> TASK BRIEF:
All lines below are to be output exactly as they stand.

> DATA IN THIS EXERCISE:

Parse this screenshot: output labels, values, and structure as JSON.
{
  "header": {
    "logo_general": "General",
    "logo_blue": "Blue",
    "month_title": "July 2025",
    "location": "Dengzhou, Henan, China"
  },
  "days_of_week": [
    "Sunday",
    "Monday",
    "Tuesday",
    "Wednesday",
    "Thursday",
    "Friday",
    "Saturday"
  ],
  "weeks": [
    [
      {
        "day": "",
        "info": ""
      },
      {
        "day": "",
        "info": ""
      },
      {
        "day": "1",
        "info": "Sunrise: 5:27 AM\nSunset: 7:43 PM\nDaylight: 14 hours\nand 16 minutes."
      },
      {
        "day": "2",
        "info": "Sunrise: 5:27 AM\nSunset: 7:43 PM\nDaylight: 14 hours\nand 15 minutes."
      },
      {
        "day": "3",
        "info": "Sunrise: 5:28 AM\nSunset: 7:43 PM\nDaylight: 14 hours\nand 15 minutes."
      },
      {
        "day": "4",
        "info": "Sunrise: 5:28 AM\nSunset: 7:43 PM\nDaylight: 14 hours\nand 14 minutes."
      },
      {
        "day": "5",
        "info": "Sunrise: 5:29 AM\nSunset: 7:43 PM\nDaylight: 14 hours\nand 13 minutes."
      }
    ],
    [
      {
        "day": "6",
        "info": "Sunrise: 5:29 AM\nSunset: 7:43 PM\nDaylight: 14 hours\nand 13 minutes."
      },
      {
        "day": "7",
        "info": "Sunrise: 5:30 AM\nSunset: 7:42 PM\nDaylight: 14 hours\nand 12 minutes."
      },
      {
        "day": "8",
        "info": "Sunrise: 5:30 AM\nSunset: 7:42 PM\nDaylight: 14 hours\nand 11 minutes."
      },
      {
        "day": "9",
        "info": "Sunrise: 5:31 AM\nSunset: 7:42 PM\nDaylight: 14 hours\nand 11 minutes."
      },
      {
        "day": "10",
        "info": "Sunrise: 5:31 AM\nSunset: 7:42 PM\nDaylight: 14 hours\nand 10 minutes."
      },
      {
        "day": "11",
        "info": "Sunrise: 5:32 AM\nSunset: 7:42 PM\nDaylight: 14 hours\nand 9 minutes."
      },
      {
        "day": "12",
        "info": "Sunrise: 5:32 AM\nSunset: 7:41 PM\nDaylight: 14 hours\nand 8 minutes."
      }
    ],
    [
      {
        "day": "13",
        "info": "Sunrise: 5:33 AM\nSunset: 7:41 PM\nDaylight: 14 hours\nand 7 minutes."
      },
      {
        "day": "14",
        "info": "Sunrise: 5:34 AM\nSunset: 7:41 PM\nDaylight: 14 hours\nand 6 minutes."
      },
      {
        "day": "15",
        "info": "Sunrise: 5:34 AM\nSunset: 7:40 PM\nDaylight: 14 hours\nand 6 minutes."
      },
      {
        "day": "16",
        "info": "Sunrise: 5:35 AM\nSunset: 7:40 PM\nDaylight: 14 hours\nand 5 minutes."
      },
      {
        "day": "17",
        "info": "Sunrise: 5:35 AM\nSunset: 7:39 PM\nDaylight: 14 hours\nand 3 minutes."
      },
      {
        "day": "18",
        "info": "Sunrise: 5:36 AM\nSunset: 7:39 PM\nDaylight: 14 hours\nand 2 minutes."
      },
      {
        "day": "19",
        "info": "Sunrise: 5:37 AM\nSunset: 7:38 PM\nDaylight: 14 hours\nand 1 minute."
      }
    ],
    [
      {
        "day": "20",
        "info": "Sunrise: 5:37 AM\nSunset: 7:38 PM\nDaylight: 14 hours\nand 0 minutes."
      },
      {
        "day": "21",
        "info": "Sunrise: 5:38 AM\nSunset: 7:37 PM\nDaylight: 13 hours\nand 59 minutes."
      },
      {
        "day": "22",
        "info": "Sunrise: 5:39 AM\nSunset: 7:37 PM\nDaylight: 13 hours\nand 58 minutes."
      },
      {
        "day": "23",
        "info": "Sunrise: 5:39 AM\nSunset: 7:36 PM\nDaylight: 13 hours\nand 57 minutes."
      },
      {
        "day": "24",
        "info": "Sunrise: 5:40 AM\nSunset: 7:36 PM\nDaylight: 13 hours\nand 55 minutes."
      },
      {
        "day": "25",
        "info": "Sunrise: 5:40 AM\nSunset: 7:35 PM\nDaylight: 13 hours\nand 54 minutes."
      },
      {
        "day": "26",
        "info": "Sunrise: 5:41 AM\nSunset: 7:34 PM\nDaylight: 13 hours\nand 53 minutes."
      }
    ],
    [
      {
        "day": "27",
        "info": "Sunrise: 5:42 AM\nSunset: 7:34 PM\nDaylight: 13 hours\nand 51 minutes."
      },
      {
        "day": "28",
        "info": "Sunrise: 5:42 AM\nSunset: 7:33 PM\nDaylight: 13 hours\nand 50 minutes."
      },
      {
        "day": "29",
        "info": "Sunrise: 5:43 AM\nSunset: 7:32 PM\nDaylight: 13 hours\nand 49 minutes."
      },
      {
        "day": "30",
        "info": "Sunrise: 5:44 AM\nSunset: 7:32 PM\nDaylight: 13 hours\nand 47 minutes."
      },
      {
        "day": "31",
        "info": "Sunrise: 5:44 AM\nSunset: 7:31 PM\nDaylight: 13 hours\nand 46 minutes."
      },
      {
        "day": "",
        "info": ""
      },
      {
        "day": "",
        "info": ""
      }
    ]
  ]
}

> EXERCISE OUTPUT:
Parse this screenshot: output labels, values, and structure as JSON.
{
  "header": {
    "logo_general": "General",
    "logo_blue": "Blue",
    "month_title": "July 2025",
    "location": "Dengzhou, Henan, China"
  },
  "days_of_week": [
    "Sunday",
    "Monday",
    "Tuesday",
    "Wednesday",
    "Thursday",
    "Friday",
    "Saturday"
  ],
  "weeks": [
    [
      {
        "day": "",
        "info": ""
      },
      {
        "day": "",
        "info": ""
      },
      {
        "day": "1",
        "info": "Sunrise: 5:27 AM\nSunset: 7:43 PM\nDaylight: 14 hours\nand 16 minutes."
      },
      {
        "day": "2",
        "info": "Sunrise: 5:27 AM\nSunset: 7:43 PM\nDaylight: 14 hours\nand 15 minutes."
      },
      {
        "day": "3",
        "info": "Sunrise: 5:28 AM\nSunset: 7:43 PM\nDaylight: 14 hours\nand 15 minutes."
      },
      {
        "day": "4",
        "info": "Sunrise: 5:28 AM\nSunset: 7:43 PM\nDaylight: 14 hours\nand 14 minutes."
      },
      {
        "day": "5",
        "info": "Sunrise: 5:29 AM\nSunset: 7:43 PM\nDaylight: 14 hours\nand 13 minutes."
      }
    ],
    [
      {
        "day": "6",
        "info": "Sunrise: 5:29 AM\nSunset: 7:43 PM\nDaylight: 14 hours\nand 13 minutes."
      },
      {
        "day": "7",
        "info": "Sunrise: 5:30 AM\nSunset: 7:42 PM\nDaylight: 14 hours\nand 12 minutes."
      },
      {
        "day": "8",
        "info": "Sunrise: 5:30 AM\nSunset: 7:42 PM\nDaylight: 14 hours\nand 11 minutes."
      },
      {
        "day": "9",
        "info": "Sunrise: 5:31 AM\nSunset: 7:42 PM\nDaylight: 14 hours\nand 11 minutes."
      },
      {
        "day": "10",
        "info": "Sunrise: 5:31 AM\nSunset: 7:42 PM\nDaylight: 14 hours\nand 10 minutes."
      },
      {
        "day": "11",
        "info": "Sunrise: 5:32 AM\nSunset: 7:42 PM\nDaylight: 14 hours\nand 9 minutes."
      },
      {
        "day": "12",
        "info": "Sunrise: 5:32 AM\nSunset: 7:41 PM\nDaylight: 14 hours\nand 8 minutes."
      }
    ],
    [
      {
        "day": "13",
        "info": "Sunrise: 5:33 AM\nSunset: 7:41 PM\nDaylight: 14 hours\nand 7 minutes."
      },
      {
        "day": "14",
        "info": "Sunrise: 5:34 AM\nSunset: 7:41 PM\nDaylight: 14 hours\nand 6 minutes."
      },
      {
        "day": "15",
        "info": "Sunrise: 5:34 AM\nSunset: 7:40 PM\nDaylight: 14 hours\nand 6 minutes."
      },
      {
        "day": "16",
        "info": "Sunrise: 5:35 AM\nSunset: 7:40 PM\nDaylight: 14 hours\nand 5 minutes."
      },
      {
        "day": "17",
        "info": "Sunrise: 5:35 AM\nSunset: 7:39 PM\nDaylight: 14 hours\nand 3 minutes."
      },
      {
        "day": "18",
        "info": "Sunrise: 5:36 AM\nSunset: 7:39 PM\nDaylight: 14 hours\nand 2 minutes."
      },
      {
        "day": "19",
        "info": "Sunrise: 5:37 AM\nSunset: 7:38 PM\nDaylight: 14 hours\nand 1 minute."
      }
    ],
    [
      {
        "day": "20",
        "info": "Sunrise: 5:37 AM\nSunset: 7:38 PM\nDaylight: 14 hours\nand 0 minutes."
      },
      {
        "day": "21",
        "info": "Sunrise: 5:38 AM\nSunset: 7:37 PM\nDaylight: 13 hours\nand 59 minutes."
      },
      {
        "day": "22",
        "info": "Sunrise: 5:39 AM\nSunset: 7:37 PM\nDaylight: 13 hours\nand 58 minutes."
      },
      {
        "day": "23",
        "info": "Sunrise: 5:39 AM\nSunset: 7:36 PM\nDaylight: 13 hours\nand 57 minutes."
      },
      {
        "day": "24",
        "info": "Sunrise: 5:40 AM\nSunset: 7:36 PM\nDaylight: 13 hours\nand 55 minutes."
      },
      {
        "day": "25",
        "info": "Sunrise: 5:40 AM\nSunset: 7:35 PM\nDaylight: 13 hours\nand 54 minutes."
      },
      {
        "day": "26",
        "info": "Sunrise: 5:41 AM\nSunset: 7:34 PM\nDaylight: 13 hours\nand 53 minutes."
      }
    ],
    [
      {
        "day": "27",
        "info": "Sunrise: 5:42 AM\nSunset: 7:34 PM\nDaylight: 13 hours\nand 51 minutes."
      },
      {
        "day": "28",
        "info": "Sunrise: 5:42 AM\nSunset: 7:33 PM\nDaylight: 13 hours\nand 50 minutes."
      },
      {
        "day": "29",
        "info": "Sunrise: 5:43 AM\nSunset: 7:32 PM\nDaylight: 13 hours\nand 49 minutes."
      },
      {
        "day": "30",
        "info": "Sunrise: 5:44 AM\nSunset: 7:32 PM\nDaylight: 13 hours\nand 47 minutes."
      },
      {
        "day": "31",
        "info": "Sunrise: 5:44 AM\nSunset: 7:31 PM\nDaylight: 13 hours\nand 46 minutes."
      },
      {
        "day": "",
        "info": ""
      },
      {
        "day": "",
        "info": ""
      }
    ]
  ]
}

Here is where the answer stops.